Firms don’t often consider technology investments as connected to HR or culture and most view it as a cost that should be kept to a minimum. By investing in technology, firms will increase flexibility, and upskill their staff in meaningful ways – creating an innovative culture in the firm that leads to opportunities for differentiation and success in talent management. 

Capitalize on Technology 

One significant implication of having less staff is that firms need to do more with less. Investments in software help to modernize the workplace, heighten productivity, and enable firms to stay competitive. 

Consider the steps many firms took between completing a tax return for their client and eFiling. Accountants must manually create PDFs from the tax forms and send them via email to their client. The client then prints, signs, scans, and returns the form to the accountant. Once received, the forms need to be filed in a local drive or file share, the status at each step needs to be manually tracked, and only then can the accountant eFile the return. 

Technology solves this problem by enabling a same-day turnaround for a process that took multiple days. A firm using an integrated suite (ideally in the cloud) can simply publish the return and consent forms directly to a secure client portal. The client then reviews information and electronically signs the consent form which is filed automatically in the firm’s document repository. Each step is automatically tracked, and sometimes, the return is automatically eFiled. Once filed, a bill is automatically generated and sent electronically to the client who can in turn pay almost immediately. This software is commercially available and hardly ground-breaking, yet many firms haven’t made this basic investment.  

Invest in People 

Access to technology alone isn’t going to solve the talent drought. When it comes to retaining talent, firms need to reframe their perspective toward professional development. This means building employees’ skillsets through technology and encouraging mentorship opportunities from senior staff. Firms that prioritize education and training are more likely to see increased efficiency and productivity. Establishing a safe environment where newer staff can ask questions of senior staff gives young accountants the chance to grow and more experienced members the chance to give back.  

Bottom line: Invest to grow 

Rather than viewing the accounting labor shortage as a crisis, I would argue that it represents an opportunity to transform the profession. Investing in technology, creating a culture of development, fostering work-life balance, and promoting collaboration and teamwork will drive firms into the future, where customers are better served and the accounting profession instills passion among its employees. 

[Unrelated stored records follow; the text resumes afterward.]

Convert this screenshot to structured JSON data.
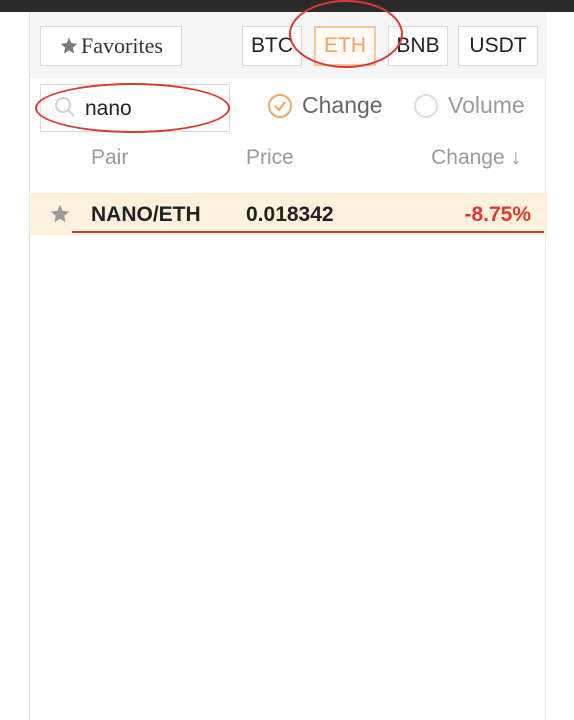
{
  "favorites": {
    "label": "Favorites",
    "icon": "star-icon"
  },
  "market_tabs": [
    {
      "label": "BTC",
      "active": false
    },
    {
      "label": "ETH",
      "active": true
    },
    {
      "label": "BNB",
      "active": false
    },
    {
      "label": "USDT",
      "active": false
    }
  ],
  "search": {
    "value": "nano",
    "icon": "search-icon"
  },
  "sort_options": [
    {
      "label": "Change",
      "selected": true
    },
    {
      "label": "Volume",
      "selected": false
    }
  ],
  "table": {
    "headers": {
      "pair": "Pair",
      "price": "Price",
      "change": "Change ↓"
    },
    "rows": [
      {
        "pair": "NANO/ETH",
        "price": "0.018342",
        "change": "-8.75%"
      }
    ]
  },
  "colors": {
    "accent": "#f4a261",
    "negative": "#d93a33",
    "row_highlight": "#fdf1dd",
    "annotation": "#d93a33"
  }
}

Dean Sonderegger is Senior Vice President and General Manager, Canada and Research & Learning of Wolters Kluwer Tax and Accounting North America. He’s responsible for accelerating Wolters Kluwer’s vision and strategy, with a particular focus on the rapid development of advanced digital products and services to enhance customers’ efficiencies and workflow.  Previously, Sonderegger served as Senior Vice President and General Manager of Legal Markets Group and Innovation for Wolters Kluwer Legal & Regulatory US.